A study published this Friday by the University of Oxford, England, ensures that people infected with the coronavirus have little chance of contracting the disease again for at least six months.
Conducted in collaboration with Oxford University Hospitals, this large-scale research on immunity to COVID-19 has not yet been independently reviewed.
If confirmed, their results would explain why, although 51 million people worldwide have been infected with the coronavirus, cases of reinfection remain relatively few.
“We can be sure that, at least in the short term, most people who get COVID-19 will not get it again”Said Professor David Eyre, one of the authors of the research.
The study was based on coronavirus tests regularly performed on 12,180 healthcare workers at Oxford university hospitals over a 30-week period.
None of the 1,246 employees with antibodies developed a symptomatic infection and only three, without symptoms, tested positive for the virus a second time.
The World Health Organization (WHO) celebrated the finding, assuring that it broadens its understanding of immunity against the coronavirus. “We commend the researchers for doing these studies,” Michael Ryan, head of the organization, told reporters in Geneva. And he considered that this finding makes “hope that there will be longer periods of protection” when a vaccine is available.
These results, however, contradict those of another British study, published in October by Imperial College London and the Ipsos Mori Institute, according to which the immunity acquired by people recovered from the coronavirus decreases “quite quickly”, particularly in asymptomatic patients. , and it could last only a few months.
And what happens beyond six months? The Oxford researchers said they had not yet gathered enough data to make a judgment about it. But nevertheless, its study has as final objective to verify how long immunity lasts in total.
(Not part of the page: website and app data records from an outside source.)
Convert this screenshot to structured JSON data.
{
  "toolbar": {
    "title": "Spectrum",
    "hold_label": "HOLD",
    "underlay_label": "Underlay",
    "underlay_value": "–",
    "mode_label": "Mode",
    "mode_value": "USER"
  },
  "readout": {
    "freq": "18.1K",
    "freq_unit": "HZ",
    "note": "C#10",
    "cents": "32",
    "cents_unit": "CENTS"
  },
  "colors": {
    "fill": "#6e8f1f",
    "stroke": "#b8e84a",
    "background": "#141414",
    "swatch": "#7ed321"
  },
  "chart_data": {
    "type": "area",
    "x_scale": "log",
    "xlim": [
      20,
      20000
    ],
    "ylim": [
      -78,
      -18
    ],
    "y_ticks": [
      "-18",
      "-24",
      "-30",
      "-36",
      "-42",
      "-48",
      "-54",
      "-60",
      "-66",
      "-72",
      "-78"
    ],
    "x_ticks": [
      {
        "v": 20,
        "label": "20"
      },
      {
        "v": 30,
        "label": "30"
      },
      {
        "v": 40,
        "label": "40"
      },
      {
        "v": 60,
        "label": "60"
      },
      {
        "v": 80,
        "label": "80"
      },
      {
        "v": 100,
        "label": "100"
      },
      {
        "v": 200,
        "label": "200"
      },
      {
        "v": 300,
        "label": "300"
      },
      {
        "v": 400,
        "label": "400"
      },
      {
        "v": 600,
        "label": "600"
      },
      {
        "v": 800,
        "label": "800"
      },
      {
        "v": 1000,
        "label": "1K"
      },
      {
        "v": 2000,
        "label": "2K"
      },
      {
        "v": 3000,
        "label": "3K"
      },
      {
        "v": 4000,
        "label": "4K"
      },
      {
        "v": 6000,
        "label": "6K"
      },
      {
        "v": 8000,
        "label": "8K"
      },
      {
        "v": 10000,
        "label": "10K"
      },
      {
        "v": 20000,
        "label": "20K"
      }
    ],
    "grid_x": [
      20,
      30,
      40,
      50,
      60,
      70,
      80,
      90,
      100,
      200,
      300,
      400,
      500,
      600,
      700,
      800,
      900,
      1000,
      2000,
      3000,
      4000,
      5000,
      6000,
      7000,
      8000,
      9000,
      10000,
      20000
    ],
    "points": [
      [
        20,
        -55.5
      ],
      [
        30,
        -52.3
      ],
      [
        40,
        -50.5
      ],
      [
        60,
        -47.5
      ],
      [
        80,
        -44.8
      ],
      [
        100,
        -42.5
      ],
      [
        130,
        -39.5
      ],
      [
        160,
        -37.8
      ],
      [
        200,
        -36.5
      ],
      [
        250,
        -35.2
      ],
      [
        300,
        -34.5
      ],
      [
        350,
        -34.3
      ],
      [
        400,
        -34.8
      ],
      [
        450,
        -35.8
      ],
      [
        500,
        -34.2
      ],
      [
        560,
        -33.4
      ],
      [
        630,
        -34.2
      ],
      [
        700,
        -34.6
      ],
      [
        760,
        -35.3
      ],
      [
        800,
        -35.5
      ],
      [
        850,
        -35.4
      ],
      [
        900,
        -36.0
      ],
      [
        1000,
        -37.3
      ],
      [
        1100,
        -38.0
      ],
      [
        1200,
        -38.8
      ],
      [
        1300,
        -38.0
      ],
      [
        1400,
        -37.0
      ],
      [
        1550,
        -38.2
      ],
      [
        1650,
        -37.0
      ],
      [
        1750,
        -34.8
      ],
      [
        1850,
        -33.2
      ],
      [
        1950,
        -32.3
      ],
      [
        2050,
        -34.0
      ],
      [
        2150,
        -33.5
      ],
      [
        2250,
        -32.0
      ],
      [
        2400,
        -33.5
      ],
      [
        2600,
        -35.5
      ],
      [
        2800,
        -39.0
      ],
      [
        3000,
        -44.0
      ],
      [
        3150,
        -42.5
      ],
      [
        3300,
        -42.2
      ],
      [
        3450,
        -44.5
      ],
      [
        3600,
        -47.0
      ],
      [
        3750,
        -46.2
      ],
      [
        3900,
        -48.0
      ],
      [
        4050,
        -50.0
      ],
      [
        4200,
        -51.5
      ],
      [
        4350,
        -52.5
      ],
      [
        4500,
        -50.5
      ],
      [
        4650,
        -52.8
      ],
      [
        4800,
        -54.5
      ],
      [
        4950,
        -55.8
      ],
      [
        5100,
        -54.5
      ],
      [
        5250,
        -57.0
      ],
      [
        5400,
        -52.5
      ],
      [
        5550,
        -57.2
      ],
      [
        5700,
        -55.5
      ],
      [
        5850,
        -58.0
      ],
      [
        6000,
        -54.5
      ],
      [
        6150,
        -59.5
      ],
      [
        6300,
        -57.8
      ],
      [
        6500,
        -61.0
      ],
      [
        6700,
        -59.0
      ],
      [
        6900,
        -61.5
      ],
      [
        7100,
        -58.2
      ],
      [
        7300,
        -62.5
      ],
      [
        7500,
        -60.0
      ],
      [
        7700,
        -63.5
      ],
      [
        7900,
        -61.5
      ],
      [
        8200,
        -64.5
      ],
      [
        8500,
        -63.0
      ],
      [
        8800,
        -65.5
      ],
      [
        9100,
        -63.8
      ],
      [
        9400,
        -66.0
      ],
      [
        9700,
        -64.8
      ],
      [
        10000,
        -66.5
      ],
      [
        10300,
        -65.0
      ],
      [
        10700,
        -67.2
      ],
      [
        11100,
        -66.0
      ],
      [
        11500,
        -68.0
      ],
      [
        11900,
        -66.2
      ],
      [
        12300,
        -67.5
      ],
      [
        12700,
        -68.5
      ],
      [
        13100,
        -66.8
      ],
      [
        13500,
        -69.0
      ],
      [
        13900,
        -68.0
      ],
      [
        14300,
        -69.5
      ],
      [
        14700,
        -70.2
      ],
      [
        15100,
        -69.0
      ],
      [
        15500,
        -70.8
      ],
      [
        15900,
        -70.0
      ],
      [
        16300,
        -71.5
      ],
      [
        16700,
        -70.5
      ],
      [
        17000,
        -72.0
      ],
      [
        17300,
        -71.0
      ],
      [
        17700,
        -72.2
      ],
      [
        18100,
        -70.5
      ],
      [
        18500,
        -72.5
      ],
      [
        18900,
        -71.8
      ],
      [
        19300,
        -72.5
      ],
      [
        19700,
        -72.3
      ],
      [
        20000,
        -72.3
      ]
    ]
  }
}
Oxford vaccine advances
The COVID-19 vaccine developed by AstraZeneca and the University of Oxford causes an immune response among older people, especially vulnerable to the virus, according to data published on Thursday confirming the advance in October.
These intermediate results nonetheless correspond to a less advanced phase of development (called phase 2) than those announced in recent days by the manufacturers BioNTech / Pfizer and Moderna. The latter assured that their vaccine is 95% and 94.5% effective, respectively, based on results from the third and final phase of their clinical trials.
The findings of phase 2 of the AstraZeneca and Oxford project were published Thursday by the medical journal The Lancet. The vaccine elicits an immune response in people over 56 years of age that is identical to that aroused in younger people (18-55 years).
The researchers admit, however, that their study has its limits since the mean age of the oldest group of participants was 73-74 years and few had health problems.
With information from AFP